Don’t, whatever you do, put the poles through the holes and the knobs on the ends before you put the hoops on the poles. And even if you do hoop the poles before inserting the poles in the holes, remember to put a temporary retainer on one end of the poles or the hoops will fall off the poles just as you’re about slot the poles through the holes. Needless to say, you could still find that, with all the hoops on the poles and the poles through the holes, if you put the poles too close to the walls, the screw on the knobs doesn’t have room to line up with the holes in the poles.
As for the actual hanging bit, be sure you really know which way up the gynaecology goes. There’s only one option here, and upside down doesn’t cut it unless you like your curtains lying informally on the carpet as a statement about how fucking daft curtains are when you get down to it. Also do count all the plastic probes before you start loading them onto the hoops. There is no sensation more shattering than getting to hoop 40 with hook 41. It’s like Scott getting to the Pole and finding Amundsen’s flag there.
Some things – like walking on clumpy boots carrying shoulder-crunching skis from your hotel to the piste, getting on the pommer and having a thumping great frisbee stuffed into your groin for 2,000 feet – really are the Twelve Stations of the Cross updated. But with putting curtains up, you get the crucifixion thrown in too. There you are, up a wobbly pair of ladders, looking over your shoulder for the left hole while using bat technology to help you with the location of the other one. Then half an hour later, you’ve one foot on the ladder and one on the window ledge, one hand slotting plastic curly-wurlies into metal hoops, and five kilos of Osborne & Little under the remaining free arm.
Let’s face it: apart from the nails and the loin cloth, you’ve got the full set right there.
Having finally mastered how to unroll glued fly paper and trap 400 insect vermin a day, I realised a few days ago that flies do not make the connection between columns of dead comrades and potential danger to themselves. Even with the lowered educational standards of mad Blairism, your average fly is never going to pass anything at GCSE – not even woodwork.
So I’ve reverted via hitech but useless fly sprays and sticky mobiles to the fly swatter.
There’s a knack to fly swatting.

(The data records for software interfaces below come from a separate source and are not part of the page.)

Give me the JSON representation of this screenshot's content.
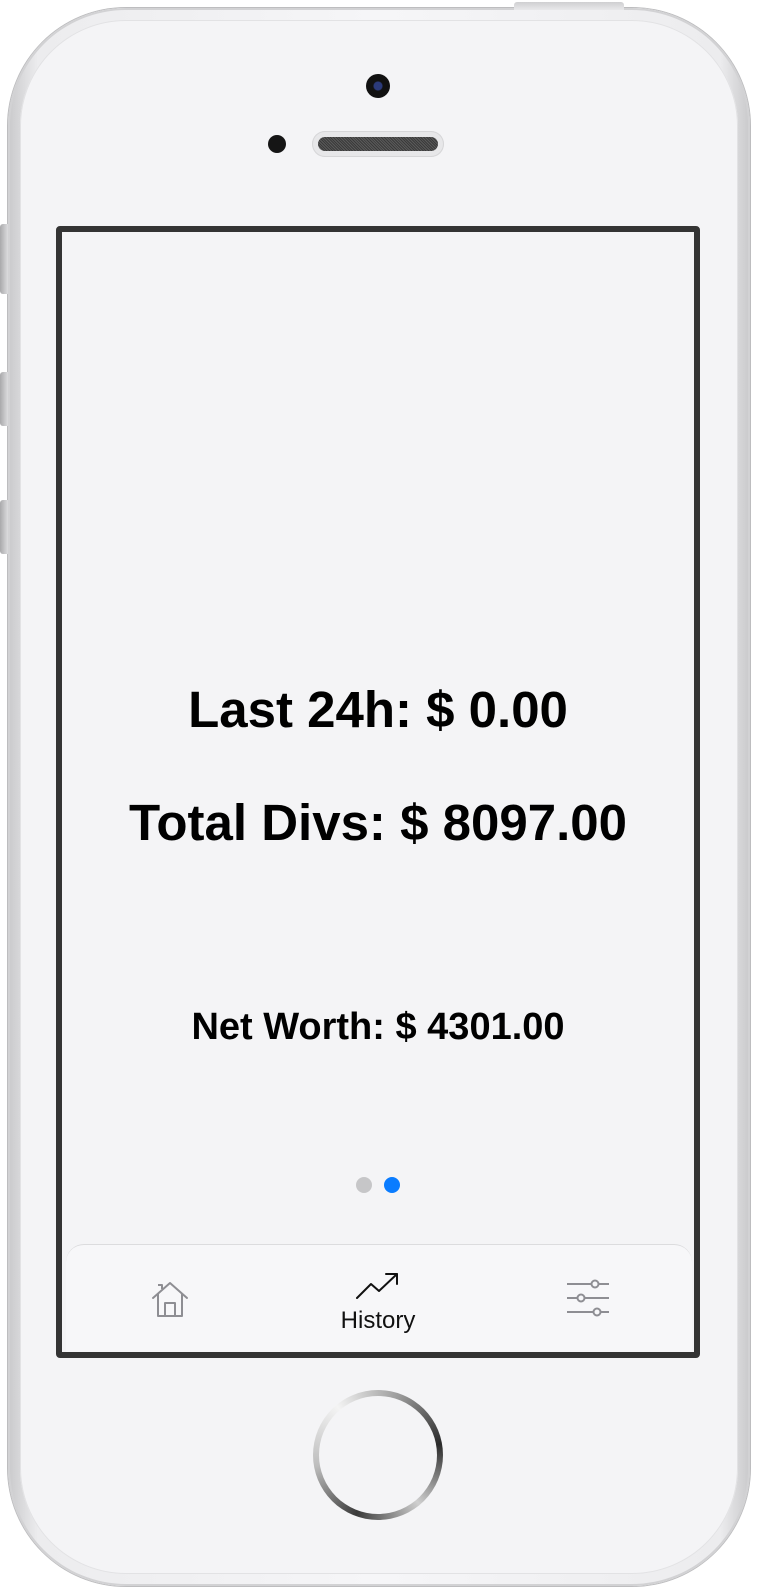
{
  "dashboard": {
    "last_24h": "Last 24h: $ 0.00",
    "total_divs": "Total Divs: $ 8097.00",
    "net_worth": "Net Worth: $ 4301.00"
  },
  "pager": {
    "page_count": 2,
    "active_page": 2,
    "active_color": "#0a7cff",
    "inactive_color": "#c6c6c8"
  },
  "tab_bar": {
    "tabs": [
      {
        "icon": "home-icon",
        "label": ""
      },
      {
        "icon": "trend-up-icon",
        "label": "History",
        "selected": true
      },
      {
        "icon": "sliders-icon",
        "label": ""
      }
    ]
  }
}
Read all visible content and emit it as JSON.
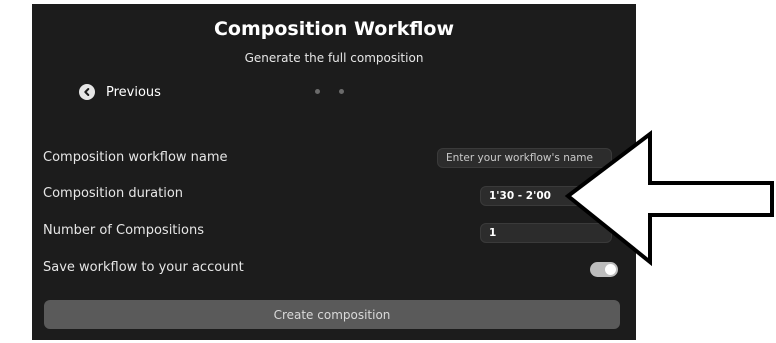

I don’t fully understand it, but if you hold the fly swatter behind your back over the right shoulder – left if you’re left-handed – and bring it down at medium speed directly over the winged target, provided your aim is good, you will send it up to the Big Fly in the Sky.
Each morning now, I stroll round the kitchen – hooked arm over my shoulder – and use this approach to culling flies. To the casual observer it might look like advanced calisthenics or an eccentric form of Alexander Technique, but for me the ritual holds a dual advantage: it is effective, and word gets around among the fly population: “this bloke is a homicidal maniac of disturbingly clinical accuracy”.
Having recommended the programme earlier today, it seemed churlish not to watch the BBC2 documentary on Roald Dahl. It was beyond wonderful: a beautifully cut and presented portrait of a Great Briton.
Rebellious kid, heroic pilot, brilliant diplomat, part-time spy, cosmopolitan traveller, amazing writer but above all magical father, Dahl was unique. But until watching this docubiography, I had no idea of all the influences, experiences and inspirations that surrounded the man.
The BBC was put on Earth to inform, educate and entertain. Blaming the BBC because it no longer does this is, in my humble view, pathetic. It doesn’t fulfil that role any more because gargoyles like Harold Wilson, James Callaghan, Margaret Thatcher, Peter Mandelson, Alastair Campbell, David Cameron, Baron Green and Theresa May scared the crap out of spineless BBC Governors.
But love it or loathe it, at its best the Beeb is light years ahead of anything the Murdoch Mob could ever hope to produce, because Newscorp has no hopes or aspirations of any worth.